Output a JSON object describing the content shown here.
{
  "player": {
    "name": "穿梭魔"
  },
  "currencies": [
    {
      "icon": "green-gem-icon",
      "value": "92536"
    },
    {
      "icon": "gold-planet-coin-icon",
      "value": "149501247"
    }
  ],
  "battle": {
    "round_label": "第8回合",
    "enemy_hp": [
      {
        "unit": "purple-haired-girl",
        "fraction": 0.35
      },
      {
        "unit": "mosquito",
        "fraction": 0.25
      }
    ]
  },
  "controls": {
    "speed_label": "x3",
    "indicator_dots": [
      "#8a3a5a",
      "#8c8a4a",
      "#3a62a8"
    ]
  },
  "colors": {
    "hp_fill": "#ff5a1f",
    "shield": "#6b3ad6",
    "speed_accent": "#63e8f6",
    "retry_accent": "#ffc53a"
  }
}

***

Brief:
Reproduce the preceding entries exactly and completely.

Output of the exercise:
Output a JSON object describing the content shown here.
{
  "player": {
    "name": "穿梭魔"
  },
  "currencies": [
    {
      "icon": "green-gem-icon",
      "value": "92536"
    },
    {
      "icon": "gold-planet-coin-icon",
      "value": "149501247"
    }
  ],
  "battle": {
    "round_label": "第8回合",
    "enemy_hp": [
      {
        "unit": "purple-haired-girl",
        "fraction": 0.35
      },
      {
        "unit": "mosquito",
        "fraction": 0.25
      }
    ]
  },
  "controls": {
    "speed_label": "x3",
    "indicator_dots": [
      "#8a3a5a",
      "#8c8a4a",
      "#3a62a8"
    ]
  },
  "colors": {
    "hp_fill": "#ff5a1f",
    "shield": "#6b3ad6",
    "speed_accent": "#63e8f6",
    "retry_accent": "#ffc53a"
  }
}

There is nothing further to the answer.